_Material provided_
..........

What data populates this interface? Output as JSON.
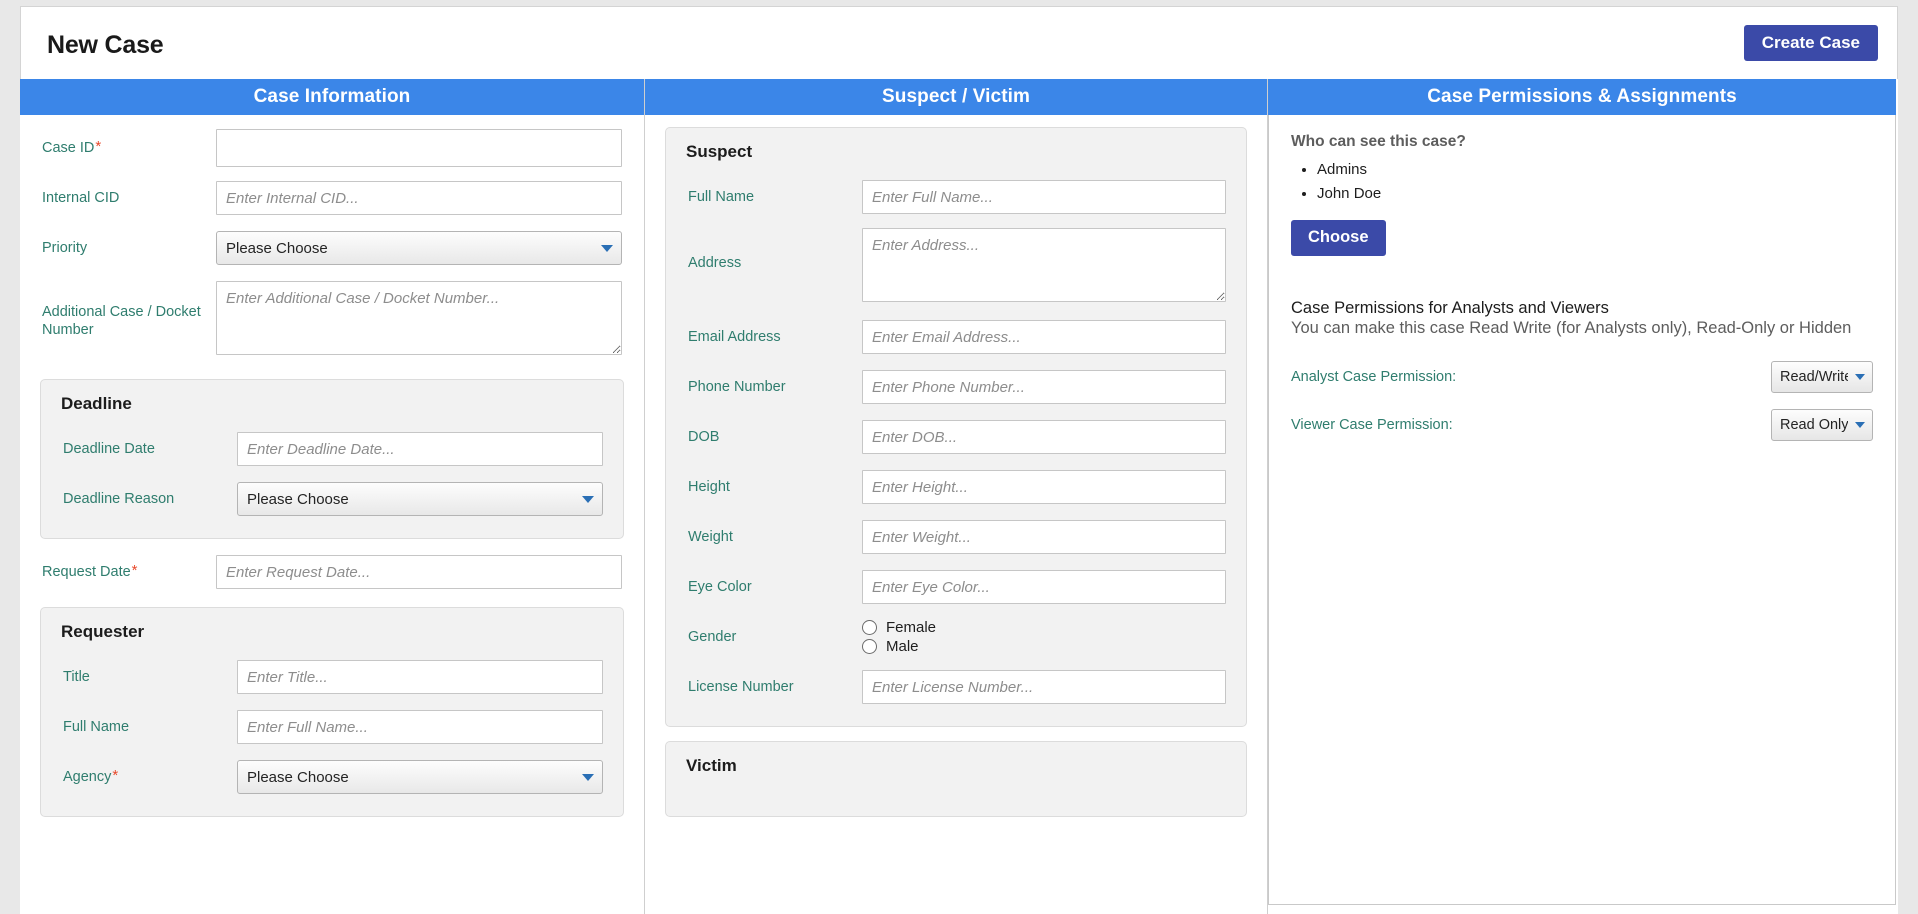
{
  "header": {
    "title": "New Case",
    "create_button": "Create Case"
  },
  "columns": [
    {
      "title": "Case Information"
    },
    {
      "title": "Suspect / Victim"
    },
    {
      "title": "Case Permissions & Assignments"
    }
  ],
  "case_information": {
    "fields": [
      {
        "label": "Case ID",
        "required": true,
        "type": "text",
        "placeholder": "",
        "value": ""
      },
      {
        "label": "Internal CID",
        "required": false,
        "type": "text",
        "placeholder": "Enter Internal CID...",
        "value": ""
      },
      {
        "label": "Priority",
        "required": false,
        "type": "select",
        "value": "Please Choose"
      },
      {
        "label": "Additional Case / Docket Number",
        "required": false,
        "type": "textarea",
        "placeholder": "Enter Additional Case / Docket Number...",
        "value": ""
      }
    ],
    "deadline_group": {
      "title": "Deadline",
      "fields": [
        {
          "label": "Deadline Date",
          "required": false,
          "type": "text",
          "placeholder": "Enter Deadline Date...",
          "value": ""
        },
        {
          "label": "Deadline Reason",
          "required": false,
          "type": "select",
          "value": "Please Choose"
        }
      ]
    },
    "request_date": {
      "label": "Request Date",
      "required": true,
      "type": "text",
      "placeholder": "Enter Request Date...",
      "value": ""
    },
    "requester_group": {
      "title": "Requester",
      "fields": [
        {
          "label": "Title",
          "required": false,
          "type": "text",
          "placeholder": "Enter Title...",
          "value": ""
        },
        {
          "label": "Full Name",
          "required": false,
          "type": "text",
          "placeholder": "Enter Full Name...",
          "value": ""
        },
        {
          "label": "Agency",
          "required": true,
          "type": "select",
          "value": "Please Choose"
        }
      ]
    }
  },
  "suspect_victim": {
    "suspect_group": {
      "title": "Suspect",
      "fields": [
        {
          "label": "Full Name",
          "type": "text",
          "placeholder": "Enter Full Name...",
          "value": ""
        },
        {
          "label": "Address",
          "type": "textarea",
          "placeholder": "Enter Address...",
          "value": ""
        },
        {
          "label": "Email Address",
          "type": "text",
          "placeholder": "Enter Email Address...",
          "value": ""
        },
        {
          "label": "Phone Number",
          "type": "text",
          "placeholder": "Enter Phone Number...",
          "value": ""
        },
        {
          "label": "DOB",
          "type": "text",
          "placeholder": "Enter DOB...",
          "value": ""
        },
        {
          "label": "Height",
          "type": "text",
          "placeholder": "Enter Height...",
          "value": ""
        },
        {
          "label": "Weight",
          "type": "text",
          "placeholder": "Enter Weight...",
          "value": ""
        },
        {
          "label": "Eye Color",
          "type": "text",
          "placeholder": "Enter Eye Color...",
          "value": ""
        },
        {
          "label": "Gender",
          "type": "radio",
          "options": [
            "Female",
            "Male"
          ],
          "selected": ""
        },
        {
          "label": "License Number",
          "type": "text",
          "placeholder": "Enter License Number...",
          "value": ""
        }
      ]
    },
    "victim_group": {
      "title": "Victim"
    }
  },
  "permissions": {
    "question": "Who can see this case?",
    "viewers": [
      "Admins",
      "John Doe"
    ],
    "choose_button": "Choose",
    "perm_heading": "Case Permissions for Analysts and Viewers",
    "perm_subtext": "You can make this case Read Write (for Analysts only), Read-Only or Hidden",
    "analyst": {
      "label": "Analyst Case Permission:",
      "value": "Read/Write"
    },
    "viewer": {
      "label": "Viewer Case Permission:",
      "value": "Read Only"
    }
  },
  "colors": {
    "panel_header_blue": "#3b86e8",
    "button_indigo": "#3b4aa8",
    "label_teal": "#2f7d6e",
    "required_red": "#e8492b"
  }
}
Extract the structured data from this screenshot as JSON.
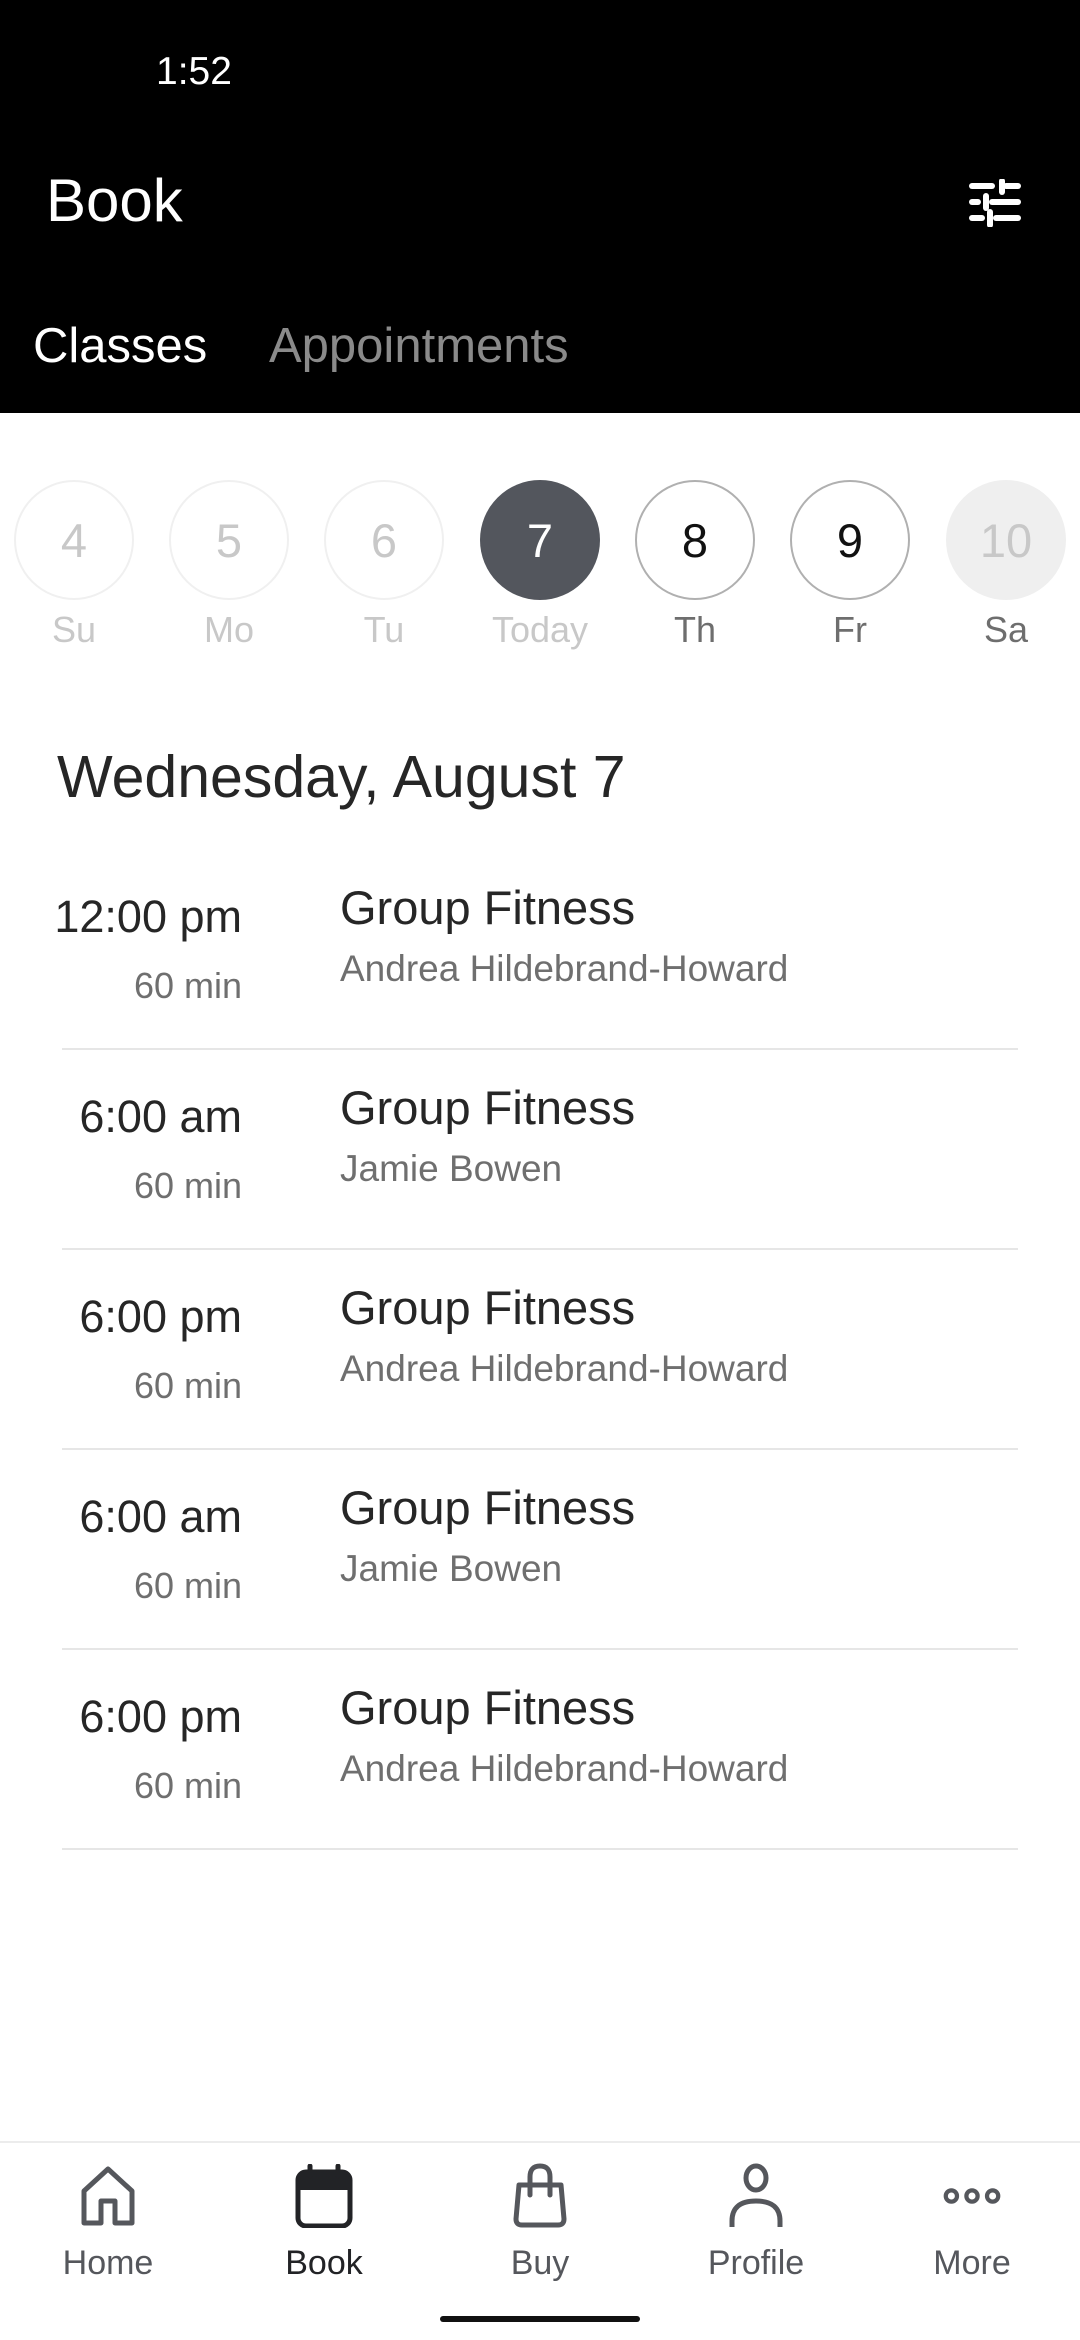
{
  "status_bar": {
    "time": "1:52"
  },
  "header": {
    "title": "Book",
    "filter_icon": "sliders-icon",
    "tabs": [
      {
        "label": "Classes",
        "active": true
      },
      {
        "label": "Appointments",
        "active": false
      }
    ]
  },
  "date_strip": {
    "days": [
      {
        "number": "4",
        "label": "Su",
        "state": "past"
      },
      {
        "number": "5",
        "label": "Mo",
        "state": "past"
      },
      {
        "number": "6",
        "label": "Tu",
        "state": "past"
      },
      {
        "number": "7",
        "label": "Today",
        "state": "selected"
      },
      {
        "number": "8",
        "label": "Th",
        "state": "future"
      },
      {
        "number": "9",
        "label": "Fr",
        "state": "future"
      },
      {
        "number": "10",
        "label": "Sa",
        "state": "disabled"
      }
    ],
    "selected_color": "#53565d"
  },
  "schedule": {
    "heading": "Wednesday, August 7",
    "classes": [
      {
        "time": "12:00 pm",
        "duration": "60 min",
        "name": "Group Fitness",
        "instructor": "Andrea Hildebrand-Howard"
      },
      {
        "time": "6:00 am",
        "duration": "60 min",
        "name": "Group Fitness",
        "instructor": "Jamie Bowen"
      },
      {
        "time": "6:00 pm",
        "duration": "60 min",
        "name": "Group Fitness",
        "instructor": "Andrea Hildebrand-Howard"
      },
      {
        "time": "6:00 am",
        "duration": "60 min",
        "name": "Group Fitness",
        "instructor": "Jamie Bowen"
      },
      {
        "time": "6:00 pm",
        "duration": "60 min",
        "name": "Group Fitness",
        "instructor": "Andrea Hildebrand-Howard"
      }
    ]
  },
  "bottom_nav": {
    "items": [
      {
        "label": "Home",
        "icon": "home-icon",
        "active": false
      },
      {
        "label": "Book",
        "icon": "calendar-icon",
        "active": true
      },
      {
        "label": "Buy",
        "icon": "shopping-bag-icon",
        "active": false
      },
      {
        "label": "Profile",
        "icon": "person-icon",
        "active": false
      },
      {
        "label": "More",
        "icon": "more-dots-icon",
        "active": false
      }
    ]
  }
}
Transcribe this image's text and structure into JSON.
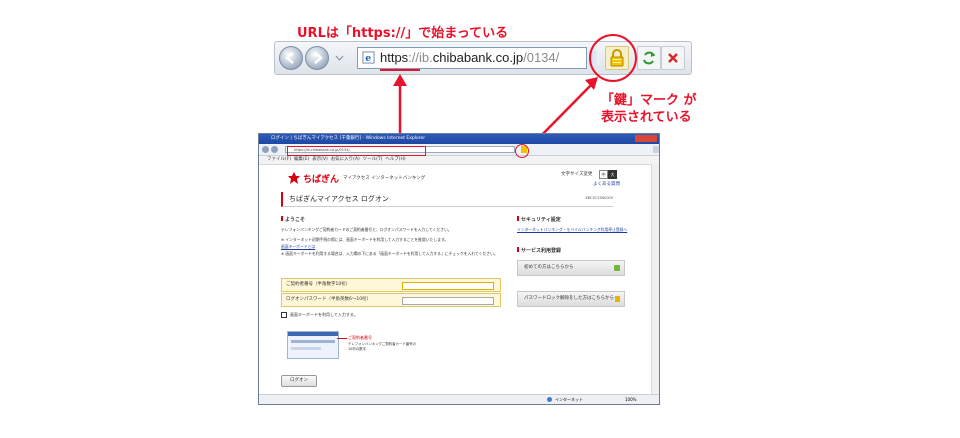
{
  "annotations": {
    "url_note": "URLは「https://」で始まっている",
    "lock_note_line1": "「鍵」マーク が",
    "lock_note_line2": "表示されている"
  },
  "zoom_bar": {
    "url_https": "https",
    "url_sep": "://",
    "url_ib": "ib.",
    "url_domain": "chibabank.co.jp",
    "url_path": "/0134/"
  },
  "browser": {
    "title": "ログイン | ちばぎんマイアクセス [千葉銀行] - Windows Internet Explorer",
    "address": "https://ib.chibabank.co.jp/0134/",
    "menu": [
      "ファイル(F)",
      "編集(E)",
      "表示(V)",
      "お気に入り(A)",
      "ツール(T)",
      "ヘルプ(H)"
    ],
    "status_text": "インターネット",
    "zoom_text": "100%"
  },
  "page": {
    "brand": "ちばぎん",
    "brand_sub": "マイアクセス インターネットバンキング",
    "font_size_label": "文字サイズ変更",
    "font_small": "中",
    "font_large": "大",
    "faq_link": "よくある質問",
    "heading": "ちばぎんマイアクセス ログオン",
    "page_code": "KBC0133N0000",
    "welcome_title": "ようこそ",
    "welcome_text": "テレフォンバンキングご契約者カードのご契約者番号と、ログオンパスワードを入力してください。",
    "note1": "※ インターネット初期手続の際には、画面キーボードを利用して入力することを推奨いたします。",
    "keyboard_link": "画面キーボードとは",
    "note2": "※ 画面キーボードを利用する場合は、入力欄の下にある「画面キーボードを利用して入力する」にチェックを入れてください。",
    "field_account": "ご契約者番号（半角数字10桁）",
    "field_password": "ログオンパスワード（半角英数6〜10桁）",
    "checkbox_label": "画面キーボードを利用して入力する。",
    "card_caption1": "ご契約者番号",
    "card_caption2": "テレフォンバンキングご契約者カード番号の",
    "card_caption3": "10桁の数字",
    "logon_button": "ログオン",
    "security_title": "セキュリティ設定",
    "security_link": "インターネットバンキング・モバイルバンキング利用停止登録へ",
    "service_title": "サービス利用登録",
    "first_time_button": "初めての方はこちらから",
    "password_lock_button": "パスワードロック解除をした方はこちらから"
  },
  "colors": {
    "accent_red": "#e8132b",
    "brand_red": "#d7000f",
    "lock_gold": "#e5b500"
  }
}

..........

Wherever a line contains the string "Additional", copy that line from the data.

_Exercise answer_
        "label": "Additional Case / Docket Number",
        "placeholder": "Enter Additional Case / Docket Number...",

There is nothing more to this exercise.